[YOUR OBJECTIVE] Restate all entries word for word, minus pictures.

[TASK INPUTS]
───

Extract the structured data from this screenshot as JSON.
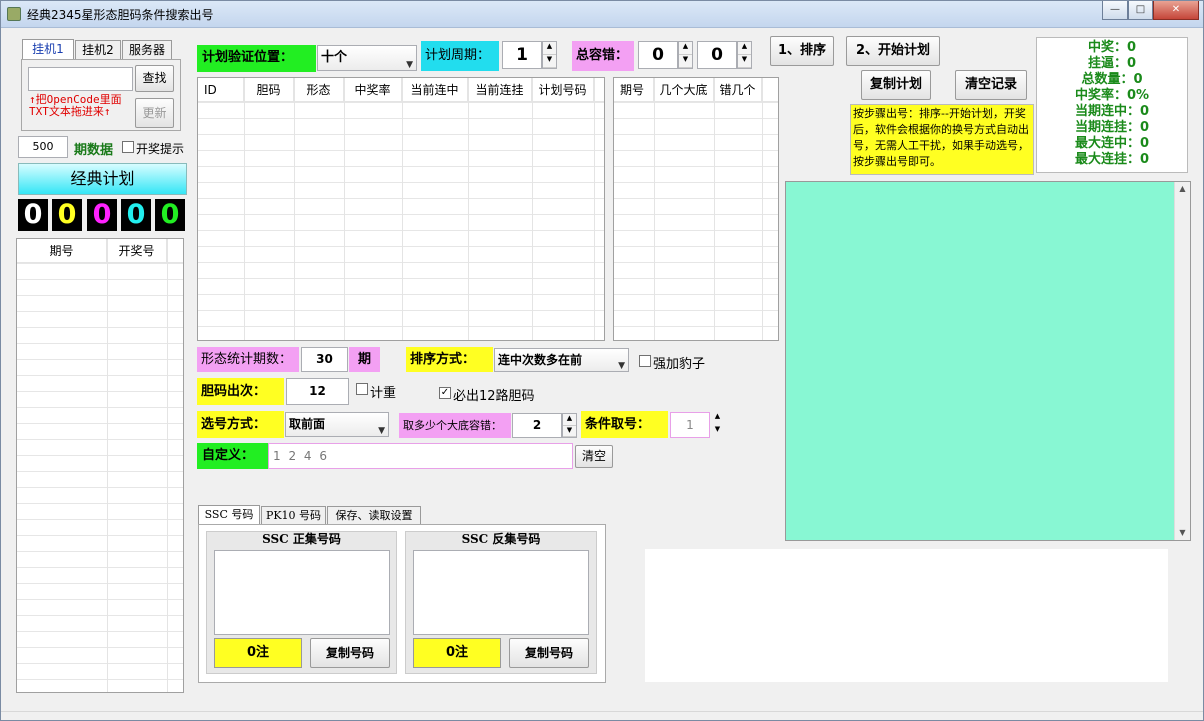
{
  "window": {
    "title": "经典2345星形态胆码条件搜索出号",
    "min": "—",
    "max": "□",
    "close": "✕"
  },
  "left": {
    "tabs": [
      "挂机1",
      "挂机2",
      "服务器"
    ],
    "search_btn": "查找",
    "update_btn": "更新",
    "hint_line1": "↑把OpenCode里面",
    "hint_line2": "TXT文本拖进来↑",
    "periods_value": "500",
    "periods_label": "期数据",
    "notify_label": "开奖提示",
    "classic_plan": "经典计划",
    "digits": [
      "0",
      "0",
      "0",
      "0",
      "0"
    ],
    "table_headers": [
      "期号",
      "开奖号"
    ]
  },
  "top": {
    "verify_label": "计划验证位置：",
    "verify_value": "十个",
    "cycle_label": "计划周期：",
    "cycle_value": "1",
    "tolerance_label": "总容错：",
    "tol_value1": "0",
    "tol_value2": "0",
    "sort_btn": "1、排序",
    "start_btn": "2、开始计划",
    "copy_plan_btn": "复制计划",
    "clear_btn": "清空记录"
  },
  "plan_table": {
    "headers": [
      "ID",
      "胆码",
      "形态",
      "中奖率",
      "当前连中",
      "当前连挂",
      "计划号码"
    ]
  },
  "miss_table": {
    "headers": [
      "期号",
      "几个大底",
      "错几个"
    ]
  },
  "instructions": "按步骤出号：排序--开始计划，开奖后，软件会根据你的换号方式自动出号，无需人工干扰，如果手动选号，按步骤出号即可。",
  "stats": [
    {
      "label": "中奖：",
      "value": "0"
    },
    {
      "label": "挂逼：",
      "value": "0"
    },
    {
      "label": "总数量：",
      "value": "0"
    },
    {
      "label": "中奖率：",
      "value": "0%"
    },
    {
      "label": "当期连中：",
      "value": "0"
    },
    {
      "label": "当期连挂：",
      "value": "0"
    },
    {
      "label": "最大连中：",
      "value": "0"
    },
    {
      "label": "最大连挂：",
      "value": "0"
    }
  ],
  "settings": {
    "form_stats_label": "形态统计期数：",
    "form_stats_value": "30",
    "period_unit": "期",
    "sort_label": "排序方式：",
    "sort_value": "连中次数多在前",
    "leopard_label": "强加豹子",
    "dan_count_label": "胆码出次：",
    "dan_count_value": "12",
    "recount_label": "计重",
    "must12_label": "必出12路胆码",
    "select_label": "选号方式：",
    "select_value": "取前面",
    "tol_base_label": "取多少个大底容错：",
    "tol_base_value": "2",
    "cond_label": "条件取号：",
    "cond_value": "1",
    "custom_label": "自定义：",
    "custom_value": "1 2 4 6",
    "custom_clear": "清空"
  },
  "bottom_tabs": [
    "SSC 号码",
    "PK10 号码",
    "保存、读取设置"
  ],
  "ssc": {
    "positive_title": "SSC 正集号码",
    "negative_title": "SSC 反集号码",
    "positive_count": "0注",
    "negative_count": "0注",
    "copy_btn": "复制号码"
  },
  "colors": {
    "green_output": "#88f7d3",
    "yellow": "#ffff22",
    "pink": "#f3a0f3",
    "cyan": "#22ddee",
    "green": "#22ee22"
  }
}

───

[FINISHED TASK]
Extract the structured data from this screenshot as JSON.
{
  "window": {
    "title": "经典2345星形态胆码条件搜索出号",
    "min": "—",
    "max": "□",
    "close": "✕"
  },
  "left": {
    "tabs": [
      "挂机1",
      "挂机2",
      "服务器"
    ],
    "search_btn": "查找",
    "update_btn": "更新",
    "hint_line1": "↑把OpenCode里面",
    "hint_line2": "TXT文本拖进来↑",
    "periods_value": "500",
    "periods_label": "期数据",
    "notify_label": "开奖提示",
    "classic_plan": "经典计划",
    "digits": [
      "0",
      "0",
      "0",
      "0",
      "0"
    ],
    "table_headers": [
      "期号",
      "开奖号"
    ]
  },
  "top": {
    "verify_label": "计划验证位置：",
    "verify_value": "十个",
    "cycle_label": "计划周期：",
    "cycle_value": "1",
    "tolerance_label": "总容错：",
    "tol_value1": "0",
    "tol_value2": "0",
    "sort_btn": "1、排序",
    "start_btn": "2、开始计划",
    "copy_plan_btn": "复制计划",
    "clear_btn": "清空记录"
  },
  "plan_table": {
    "headers": [
      "ID",
      "胆码",
      "形态",
      "中奖率",
      "当前连中",
      "当前连挂",
      "计划号码"
    ]
  },
  "miss_table": {
    "headers": [
      "期号",
      "几个大底",
      "错几个"
    ]
  },
  "instructions": "按步骤出号：排序--开始计划，开奖后，软件会根据你的换号方式自动出号，无需人工干扰，如果手动选号，按步骤出号即可。",
  "stats": [
    {
      "label": "中奖：",
      "value": "0"
    },
    {
      "label": "挂逼：",
      "value": "0"
    },
    {
      "label": "总数量：",
      "value": "0"
    },
    {
      "label": "中奖率：",
      "value": "0%"
    },
    {
      "label": "当期连中：",
      "value": "0"
    },
    {
      "label": "当期连挂：",
      "value": "0"
    },
    {
      "label": "最大连中：",
      "value": "0"
    },
    {
      "label": "最大连挂：",
      "value": "0"
    }
  ],
  "settings": {
    "form_stats_label": "形态统计期数：",
    "form_stats_value": "30",
    "period_unit": "期",
    "sort_label": "排序方式：",
    "sort_value": "连中次数多在前",
    "leopard_label": "强加豹子",
    "dan_count_label": "胆码出次：",
    "dan_count_value": "12",
    "recount_label": "计重",
    "must12_label": "必出12路胆码",
    "select_label": "选号方式：",
    "select_value": "取前面",
    "tol_base_label": "取多少个大底容错：",
    "tol_base_value": "2",
    "cond_label": "条件取号：",
    "cond_value": "1",
    "custom_label": "自定义：",
    "custom_value": "1 2 4 6",
    "custom_clear": "清空"
  },
  "bottom_tabs": [
    "SSC 号码",
    "PK10 号码",
    "保存、读取设置"
  ],
  "ssc": {
    "positive_title": "SSC 正集号码",
    "negative_title": "SSC 反集号码",
    "positive_count": "0注",
    "negative_count": "0注",
    "copy_btn": "复制号码"
  },
  "colors": {
    "green_output": "#88f7d3",
    "yellow": "#ffff22",
    "pink": "#f3a0f3",
    "cyan": "#22ddee",
    "green": "#22ee22"
  }
}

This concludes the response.